(Entries from a dataset of interfaces)
- - - -

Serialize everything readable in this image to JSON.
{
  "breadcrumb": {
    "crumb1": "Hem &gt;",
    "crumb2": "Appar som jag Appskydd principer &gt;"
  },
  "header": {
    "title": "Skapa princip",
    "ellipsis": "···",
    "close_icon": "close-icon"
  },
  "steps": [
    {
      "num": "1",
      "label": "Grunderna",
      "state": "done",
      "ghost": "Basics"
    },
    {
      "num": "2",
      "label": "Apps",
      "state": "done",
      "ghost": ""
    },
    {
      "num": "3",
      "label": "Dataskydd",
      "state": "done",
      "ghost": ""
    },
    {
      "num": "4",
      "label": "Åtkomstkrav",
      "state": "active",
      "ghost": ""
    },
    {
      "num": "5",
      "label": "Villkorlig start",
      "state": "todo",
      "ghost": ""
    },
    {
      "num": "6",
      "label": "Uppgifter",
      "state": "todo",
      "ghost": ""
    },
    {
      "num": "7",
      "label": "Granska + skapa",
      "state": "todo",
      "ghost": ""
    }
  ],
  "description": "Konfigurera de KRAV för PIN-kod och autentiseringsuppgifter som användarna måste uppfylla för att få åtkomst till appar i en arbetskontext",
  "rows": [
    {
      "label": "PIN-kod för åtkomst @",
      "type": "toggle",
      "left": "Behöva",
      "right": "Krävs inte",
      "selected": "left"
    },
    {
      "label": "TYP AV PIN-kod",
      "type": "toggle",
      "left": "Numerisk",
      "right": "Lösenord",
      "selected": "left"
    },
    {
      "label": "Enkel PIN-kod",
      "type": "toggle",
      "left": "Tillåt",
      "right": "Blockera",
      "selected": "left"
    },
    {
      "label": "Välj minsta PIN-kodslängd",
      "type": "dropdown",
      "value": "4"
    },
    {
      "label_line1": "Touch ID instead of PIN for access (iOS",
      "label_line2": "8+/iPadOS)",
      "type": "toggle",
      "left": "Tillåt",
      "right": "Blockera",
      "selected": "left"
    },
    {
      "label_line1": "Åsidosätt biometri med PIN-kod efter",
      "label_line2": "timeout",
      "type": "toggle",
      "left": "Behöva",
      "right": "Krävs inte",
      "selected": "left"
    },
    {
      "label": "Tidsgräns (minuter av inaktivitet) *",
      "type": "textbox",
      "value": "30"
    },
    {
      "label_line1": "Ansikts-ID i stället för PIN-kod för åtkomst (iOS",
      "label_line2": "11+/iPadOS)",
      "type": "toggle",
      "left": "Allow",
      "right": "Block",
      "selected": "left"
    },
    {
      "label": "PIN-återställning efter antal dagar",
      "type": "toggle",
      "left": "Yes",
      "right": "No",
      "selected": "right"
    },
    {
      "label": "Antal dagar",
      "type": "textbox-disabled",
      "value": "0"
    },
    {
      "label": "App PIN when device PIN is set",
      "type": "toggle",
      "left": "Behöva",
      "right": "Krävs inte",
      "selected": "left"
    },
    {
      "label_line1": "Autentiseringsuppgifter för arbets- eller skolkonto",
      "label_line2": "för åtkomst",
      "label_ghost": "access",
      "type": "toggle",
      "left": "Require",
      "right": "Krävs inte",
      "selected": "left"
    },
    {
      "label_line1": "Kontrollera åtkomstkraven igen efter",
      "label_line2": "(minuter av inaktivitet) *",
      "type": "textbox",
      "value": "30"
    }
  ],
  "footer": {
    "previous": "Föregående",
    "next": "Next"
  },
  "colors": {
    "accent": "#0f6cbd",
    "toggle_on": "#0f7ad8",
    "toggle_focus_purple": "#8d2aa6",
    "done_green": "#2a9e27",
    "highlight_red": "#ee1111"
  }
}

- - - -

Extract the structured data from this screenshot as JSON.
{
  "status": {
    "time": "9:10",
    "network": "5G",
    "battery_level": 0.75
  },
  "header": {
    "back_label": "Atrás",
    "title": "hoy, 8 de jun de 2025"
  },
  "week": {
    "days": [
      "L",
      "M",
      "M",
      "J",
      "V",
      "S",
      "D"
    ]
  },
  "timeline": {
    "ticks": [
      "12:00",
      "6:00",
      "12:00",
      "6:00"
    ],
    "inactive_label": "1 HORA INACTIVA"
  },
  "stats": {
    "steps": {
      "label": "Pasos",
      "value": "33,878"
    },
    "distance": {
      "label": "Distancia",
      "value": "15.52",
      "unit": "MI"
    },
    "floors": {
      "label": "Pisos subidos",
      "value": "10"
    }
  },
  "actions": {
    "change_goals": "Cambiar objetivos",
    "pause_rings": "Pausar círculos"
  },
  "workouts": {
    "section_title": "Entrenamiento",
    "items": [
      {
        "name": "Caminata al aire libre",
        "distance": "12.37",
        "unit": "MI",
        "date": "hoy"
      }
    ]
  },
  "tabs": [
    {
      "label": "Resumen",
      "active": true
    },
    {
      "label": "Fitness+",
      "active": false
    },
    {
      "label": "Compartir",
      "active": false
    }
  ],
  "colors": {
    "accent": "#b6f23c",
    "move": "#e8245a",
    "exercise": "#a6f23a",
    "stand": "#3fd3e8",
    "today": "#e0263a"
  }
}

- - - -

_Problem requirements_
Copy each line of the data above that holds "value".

_Answer to this task_
      "value": "4"
      "value": "30"
      "value": "0"
      "value": "30"
      "value": "33,878"
      "value": "15.52",
      "value": "10"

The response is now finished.